The protests we’ve seen against police, i.e., occupying storm troopers, are an understandable, even obligatory response of Black people, borne of self-preservation.
But also I’m sorry to say it’s open to question how much Black lives indeed matter to Black communities.
Where is the outraged sense of self-preservation when we are under attack by our own, as we have been for years in a veritable cancer destructively crippling our communities?
George Floyd, this era’s Rodney King, prompted a coast-to-coast reckoning that lasted from May 2020 until Derek Chauvin’s recent conviction, and hopefully beyond. We have yet to see such a committed crusade supporting victims of — and determination to end — Black violence against our own.
We are discouraged from talking about “Black-on-Black crime,” which will yield howls of protest and condemnations of racism. It wasn’t always thus: A special 1979 issue of Ebony Magazine said bluntly, “Black on black crime has reached a critical level.” More Black Americans were murdered in their own communities in 1977 than the upwards of 7,000 who died in the Vietnam War, Ebony reported at the time.
The 1980s gave us the advent of gangs trafficking in crack. By 1993, the Rev. Jesse Jackson was saying “Violent crime is tearing us apart. It seems to have had an even worse effect on young African-American males.”
A problem with this toxic debate is that everyone assumes that if we talk about violence in Black communities, we are laying blame there.
In that special issue, however, Ebony goes on to assert, “Such underlying causes of crime as racism and oppression manifest in high unemployment rates, drug addiction, the breakdown of the urban family and an unjust criminal justice system [whereby] the prison system serves as a training ground for further crime.”
More recently, scholars like Elliott Currie have shown the structural, systemic, economic and racist roots of violence in Black communities.
None of that matters to Twin Cities families of 6-year old Aniya Allen, or 9-year old Trinity Ottoson-Smith, who died over the weekend after being shot while jumping on a trampoline two weeks before. Or, for that matter, tell it to the loved ones of Nia Black, 23, an Aveda School graduate whose Brooklyn Black LLC, helped fledgling entrepreneurs gain their footing and get off to a good start. Killed in June 2020.

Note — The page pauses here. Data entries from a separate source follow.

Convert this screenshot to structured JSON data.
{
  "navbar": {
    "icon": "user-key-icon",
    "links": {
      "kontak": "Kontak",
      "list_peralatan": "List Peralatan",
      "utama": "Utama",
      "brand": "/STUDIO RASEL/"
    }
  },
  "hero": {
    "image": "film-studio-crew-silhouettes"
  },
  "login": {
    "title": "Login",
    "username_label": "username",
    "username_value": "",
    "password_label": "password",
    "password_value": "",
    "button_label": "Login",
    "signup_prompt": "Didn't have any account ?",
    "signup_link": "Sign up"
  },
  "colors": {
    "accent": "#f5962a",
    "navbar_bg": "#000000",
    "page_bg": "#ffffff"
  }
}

As ever before, people are trying. Al Flowers of the Minnesota Safe Streets coalition created the Tarvanisha B. Boyd Be Better Foundation in 2019, following the shooting death of his 24-year-old daughter Tarvanisha Boyd during an argument in her Georgia home.
Then-Minnesota state Sen. Jeff Hayden, whose own 25-year-old sister was shot dead by crossfire between rival street gangs, was keynote speaker for the launch event at Sabathani Community Center. Cindy Booker, Sabathani president at the time, donated the space, her father having lost his life to violence.
Barely a hundred people attended, most of them friends and family of the organizers. Hayden’s comments were crushing: “If this was a case of police shooting someone, the place would be packed, the media would be here. When it’s us who kills us, somehow that doesn’t rise to the level of us caring about us.”
Much as society is responsible for Black folk having it hard, we are nonetheless accountable for our behavior. At the very least, it’s our duty to raise as much hell over our own people savaging our communities as we do over police misconduct. The complacency is unconscionable.